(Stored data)
=== Section Start ===

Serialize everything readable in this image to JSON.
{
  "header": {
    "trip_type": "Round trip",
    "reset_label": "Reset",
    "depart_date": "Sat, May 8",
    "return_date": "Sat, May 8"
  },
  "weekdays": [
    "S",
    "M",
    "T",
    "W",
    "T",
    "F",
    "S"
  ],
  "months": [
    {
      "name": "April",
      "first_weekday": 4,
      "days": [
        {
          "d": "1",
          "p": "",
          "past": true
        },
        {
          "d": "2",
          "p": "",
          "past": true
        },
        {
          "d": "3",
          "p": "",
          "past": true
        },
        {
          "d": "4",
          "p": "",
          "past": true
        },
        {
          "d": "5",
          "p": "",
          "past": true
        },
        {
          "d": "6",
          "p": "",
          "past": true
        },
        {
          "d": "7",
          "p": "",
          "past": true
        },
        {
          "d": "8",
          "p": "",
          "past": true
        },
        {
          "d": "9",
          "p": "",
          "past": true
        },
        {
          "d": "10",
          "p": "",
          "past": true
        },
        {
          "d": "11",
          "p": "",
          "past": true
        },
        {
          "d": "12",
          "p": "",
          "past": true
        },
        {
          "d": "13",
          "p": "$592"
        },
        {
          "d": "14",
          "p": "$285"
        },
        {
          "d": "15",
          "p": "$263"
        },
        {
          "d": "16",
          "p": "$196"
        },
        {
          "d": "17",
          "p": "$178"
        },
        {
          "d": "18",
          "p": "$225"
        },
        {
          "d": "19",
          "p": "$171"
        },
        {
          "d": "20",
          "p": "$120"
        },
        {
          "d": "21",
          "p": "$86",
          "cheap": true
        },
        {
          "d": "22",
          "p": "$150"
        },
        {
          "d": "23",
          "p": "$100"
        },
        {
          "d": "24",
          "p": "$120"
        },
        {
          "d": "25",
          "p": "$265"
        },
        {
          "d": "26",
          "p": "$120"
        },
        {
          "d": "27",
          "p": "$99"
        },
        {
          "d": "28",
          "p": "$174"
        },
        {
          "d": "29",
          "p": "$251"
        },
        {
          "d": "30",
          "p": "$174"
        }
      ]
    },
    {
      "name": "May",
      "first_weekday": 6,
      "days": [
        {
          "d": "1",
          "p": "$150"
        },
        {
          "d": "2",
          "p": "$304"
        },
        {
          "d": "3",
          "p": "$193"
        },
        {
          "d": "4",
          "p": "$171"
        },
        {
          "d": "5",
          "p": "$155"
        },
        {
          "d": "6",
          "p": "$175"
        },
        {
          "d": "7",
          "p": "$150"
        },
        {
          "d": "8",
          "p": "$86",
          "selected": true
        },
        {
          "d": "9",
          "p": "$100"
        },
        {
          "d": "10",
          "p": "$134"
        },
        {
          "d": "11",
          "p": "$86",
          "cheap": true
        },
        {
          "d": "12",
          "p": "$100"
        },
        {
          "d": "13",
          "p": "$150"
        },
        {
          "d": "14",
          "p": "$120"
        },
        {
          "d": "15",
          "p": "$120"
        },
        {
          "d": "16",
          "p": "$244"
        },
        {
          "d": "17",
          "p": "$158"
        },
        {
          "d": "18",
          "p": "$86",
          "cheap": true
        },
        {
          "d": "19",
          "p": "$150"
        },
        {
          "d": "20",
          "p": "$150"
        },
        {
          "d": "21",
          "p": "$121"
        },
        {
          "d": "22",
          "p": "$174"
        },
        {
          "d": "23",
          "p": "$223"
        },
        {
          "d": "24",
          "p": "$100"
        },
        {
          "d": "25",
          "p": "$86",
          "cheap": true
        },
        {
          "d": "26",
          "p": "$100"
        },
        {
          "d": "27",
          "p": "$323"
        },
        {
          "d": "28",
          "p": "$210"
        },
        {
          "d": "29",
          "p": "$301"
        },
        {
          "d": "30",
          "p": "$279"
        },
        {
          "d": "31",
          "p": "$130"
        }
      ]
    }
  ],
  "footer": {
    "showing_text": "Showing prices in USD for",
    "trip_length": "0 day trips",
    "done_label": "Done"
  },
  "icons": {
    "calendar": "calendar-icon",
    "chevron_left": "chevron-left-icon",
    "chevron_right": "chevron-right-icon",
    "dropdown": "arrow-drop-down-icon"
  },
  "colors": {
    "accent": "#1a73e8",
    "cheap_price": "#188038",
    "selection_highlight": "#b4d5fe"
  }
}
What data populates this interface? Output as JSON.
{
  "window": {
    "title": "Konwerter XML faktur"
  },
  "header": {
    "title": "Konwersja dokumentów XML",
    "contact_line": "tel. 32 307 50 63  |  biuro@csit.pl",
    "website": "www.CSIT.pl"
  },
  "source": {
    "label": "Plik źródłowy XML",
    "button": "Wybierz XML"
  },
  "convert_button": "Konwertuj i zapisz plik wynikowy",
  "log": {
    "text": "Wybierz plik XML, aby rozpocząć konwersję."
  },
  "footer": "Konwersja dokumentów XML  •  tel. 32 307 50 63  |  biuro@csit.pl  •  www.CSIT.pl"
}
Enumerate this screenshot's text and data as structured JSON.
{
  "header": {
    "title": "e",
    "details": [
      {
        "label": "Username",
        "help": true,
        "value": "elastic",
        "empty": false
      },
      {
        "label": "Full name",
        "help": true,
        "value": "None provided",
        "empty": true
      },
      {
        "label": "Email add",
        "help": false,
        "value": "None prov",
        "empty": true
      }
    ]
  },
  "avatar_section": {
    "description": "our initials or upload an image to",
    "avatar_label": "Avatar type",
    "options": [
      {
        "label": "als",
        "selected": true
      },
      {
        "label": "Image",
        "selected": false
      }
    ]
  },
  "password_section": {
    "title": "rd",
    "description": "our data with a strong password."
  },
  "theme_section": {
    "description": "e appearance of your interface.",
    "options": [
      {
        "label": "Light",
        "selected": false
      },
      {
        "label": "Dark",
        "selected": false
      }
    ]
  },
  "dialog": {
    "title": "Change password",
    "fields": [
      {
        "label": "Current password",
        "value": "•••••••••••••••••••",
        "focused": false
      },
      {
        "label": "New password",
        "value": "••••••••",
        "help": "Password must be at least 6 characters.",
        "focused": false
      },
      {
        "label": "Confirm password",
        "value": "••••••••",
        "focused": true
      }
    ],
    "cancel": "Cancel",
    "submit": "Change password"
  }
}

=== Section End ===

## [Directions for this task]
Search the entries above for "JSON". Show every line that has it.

## [Your response]
Serialize everything readable in this image to JSON.
What data populates this interface? Output as JSON.
Enumerate this screenshot's text and data as structured JSON.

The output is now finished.